I have been collecting post cards from every city I’ve visited over the past few months. Some of them feature photos of a destination’s most famous attractions, while others simply state “Greetings from…”. Although I haven’t been able to send each of my loved ones a card from all the places I’ve been fortunate enough to see, I look forward to compiling an album of these cards once I’m back in California with a list of some of my favorite memories on the backs.
I hope this does not surprise anyone, but Europe is much colder than California. I witnessed this firsthand four months ago when I arrived in London. I had just flown into the coldest winter that I have ever experienced in my life.
One of the most pleasant surprises I got from the University of Mannheim is that students do not get one but two weeks of spring break! Once I heard that I was beyond excited because that meant I didn’t have to limit myself to one week of travel.
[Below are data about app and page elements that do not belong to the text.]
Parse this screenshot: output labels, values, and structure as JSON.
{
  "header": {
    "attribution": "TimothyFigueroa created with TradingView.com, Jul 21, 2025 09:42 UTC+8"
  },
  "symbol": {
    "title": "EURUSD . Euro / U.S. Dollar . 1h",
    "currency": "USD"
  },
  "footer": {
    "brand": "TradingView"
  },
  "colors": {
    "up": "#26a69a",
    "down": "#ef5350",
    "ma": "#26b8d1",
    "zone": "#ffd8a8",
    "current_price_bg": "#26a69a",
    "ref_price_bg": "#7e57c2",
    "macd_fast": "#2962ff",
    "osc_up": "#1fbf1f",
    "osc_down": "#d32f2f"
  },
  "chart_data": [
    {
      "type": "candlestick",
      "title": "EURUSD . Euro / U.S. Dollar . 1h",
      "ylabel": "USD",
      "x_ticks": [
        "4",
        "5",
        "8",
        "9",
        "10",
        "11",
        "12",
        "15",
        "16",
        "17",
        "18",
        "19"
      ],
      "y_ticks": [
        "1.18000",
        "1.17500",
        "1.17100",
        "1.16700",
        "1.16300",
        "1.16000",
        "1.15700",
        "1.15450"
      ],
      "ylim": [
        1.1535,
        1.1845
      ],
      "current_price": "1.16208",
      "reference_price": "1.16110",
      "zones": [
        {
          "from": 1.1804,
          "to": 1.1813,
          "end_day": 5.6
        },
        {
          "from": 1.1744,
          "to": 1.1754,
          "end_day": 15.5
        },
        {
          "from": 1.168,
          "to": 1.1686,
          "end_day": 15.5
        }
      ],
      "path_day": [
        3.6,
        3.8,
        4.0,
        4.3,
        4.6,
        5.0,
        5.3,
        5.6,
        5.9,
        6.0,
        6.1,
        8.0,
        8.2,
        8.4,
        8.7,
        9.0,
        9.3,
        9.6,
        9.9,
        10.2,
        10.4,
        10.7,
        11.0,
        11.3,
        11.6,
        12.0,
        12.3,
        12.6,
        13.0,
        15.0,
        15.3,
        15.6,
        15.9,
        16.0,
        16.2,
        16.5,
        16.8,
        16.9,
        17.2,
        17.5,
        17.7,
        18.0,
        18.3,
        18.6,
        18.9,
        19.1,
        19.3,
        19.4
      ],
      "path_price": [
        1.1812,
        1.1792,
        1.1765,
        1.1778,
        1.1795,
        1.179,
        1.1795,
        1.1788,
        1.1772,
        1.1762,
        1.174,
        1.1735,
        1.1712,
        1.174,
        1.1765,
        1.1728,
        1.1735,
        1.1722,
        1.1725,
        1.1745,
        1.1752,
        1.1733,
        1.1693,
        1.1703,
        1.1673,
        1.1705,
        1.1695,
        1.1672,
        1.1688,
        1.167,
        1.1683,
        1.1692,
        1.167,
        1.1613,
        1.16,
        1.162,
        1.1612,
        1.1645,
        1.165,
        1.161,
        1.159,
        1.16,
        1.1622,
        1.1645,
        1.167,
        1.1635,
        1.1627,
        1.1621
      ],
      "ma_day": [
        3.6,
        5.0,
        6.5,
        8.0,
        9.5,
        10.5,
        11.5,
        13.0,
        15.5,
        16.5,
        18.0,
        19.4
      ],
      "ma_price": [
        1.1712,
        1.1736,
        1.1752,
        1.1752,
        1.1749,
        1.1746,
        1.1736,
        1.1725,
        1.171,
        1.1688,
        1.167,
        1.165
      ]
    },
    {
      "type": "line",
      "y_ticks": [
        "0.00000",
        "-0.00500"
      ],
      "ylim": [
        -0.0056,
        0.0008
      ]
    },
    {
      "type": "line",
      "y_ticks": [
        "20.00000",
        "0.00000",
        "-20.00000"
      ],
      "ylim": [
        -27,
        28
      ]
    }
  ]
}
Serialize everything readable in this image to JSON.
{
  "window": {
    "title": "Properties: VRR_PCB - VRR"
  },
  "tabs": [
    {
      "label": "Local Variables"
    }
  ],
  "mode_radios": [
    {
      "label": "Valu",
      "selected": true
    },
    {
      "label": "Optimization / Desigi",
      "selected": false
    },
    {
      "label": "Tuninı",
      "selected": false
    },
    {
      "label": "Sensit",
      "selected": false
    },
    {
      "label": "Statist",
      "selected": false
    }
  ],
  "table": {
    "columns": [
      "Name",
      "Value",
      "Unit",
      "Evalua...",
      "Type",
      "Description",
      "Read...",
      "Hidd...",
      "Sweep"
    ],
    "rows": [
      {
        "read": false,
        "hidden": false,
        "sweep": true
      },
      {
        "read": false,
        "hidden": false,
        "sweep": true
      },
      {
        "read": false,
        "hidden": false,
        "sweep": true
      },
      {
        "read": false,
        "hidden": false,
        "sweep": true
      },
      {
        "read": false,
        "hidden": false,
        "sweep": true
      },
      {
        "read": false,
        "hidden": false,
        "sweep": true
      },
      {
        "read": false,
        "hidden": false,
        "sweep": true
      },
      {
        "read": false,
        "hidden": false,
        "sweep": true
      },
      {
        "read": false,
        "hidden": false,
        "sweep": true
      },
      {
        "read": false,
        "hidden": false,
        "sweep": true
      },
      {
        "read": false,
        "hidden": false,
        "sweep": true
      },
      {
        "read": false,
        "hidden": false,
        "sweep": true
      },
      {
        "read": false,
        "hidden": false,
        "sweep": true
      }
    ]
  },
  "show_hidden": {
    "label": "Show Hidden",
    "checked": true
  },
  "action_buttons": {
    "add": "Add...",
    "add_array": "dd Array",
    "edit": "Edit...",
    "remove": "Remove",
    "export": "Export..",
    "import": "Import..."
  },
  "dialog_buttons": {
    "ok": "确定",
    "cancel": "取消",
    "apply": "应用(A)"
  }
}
Since arriving in this country over seven months ago, I’ve grown accustomed to most aspects of British life: rainy weather, two-pence coins and non-refrigerated eggs in the grocery stores, to name a few. But as my time in England nears its end, I’ve started to reflect on things that I hope to remember above others, whether it be for significant, sentimental or just plain funny reasons.
Ask anyone what comes to mind when they think of Germany, and their response will likely be “lederhosen,” “pretzels” or “beer.” These three concepts have a pretty specific tie to Bavaria’s Oktoberfest, and Germans from just about every other state would be the first to correct you. However, beer in Germany has a long and exciting history, and has evolved into its own culture-within-the-culture.
One of the best aspects about studying abroad is traveling abroad. Being in an entirely different area of the world, you are given new opportunities to go places that you would never be able to go if you were back home. Obviously, the first questions that you will ask yourself are, “Where will I go and how long can I stay?” You must decide whether you will go to a large city such as Paris or a hidden gem such as Cologne, Germany. However, sometimes deciding who you will travel with is more important for the success of the trip.
I walked along the Lido Beach, the sun kissing my skin and leaving its red lipstick all over my white body. It’s almost comforting being sunburned — all that means to me is I spent much-needed time in the sun.
These posts should be about my new experiences. My travels, the friends I have made, the awesome things I have done and the overall culturally enriching experience of study abroad. I could take this opportunity to share the great things in my life right now, which are more than at maybe any point in my 20 years of life. And I will eventually.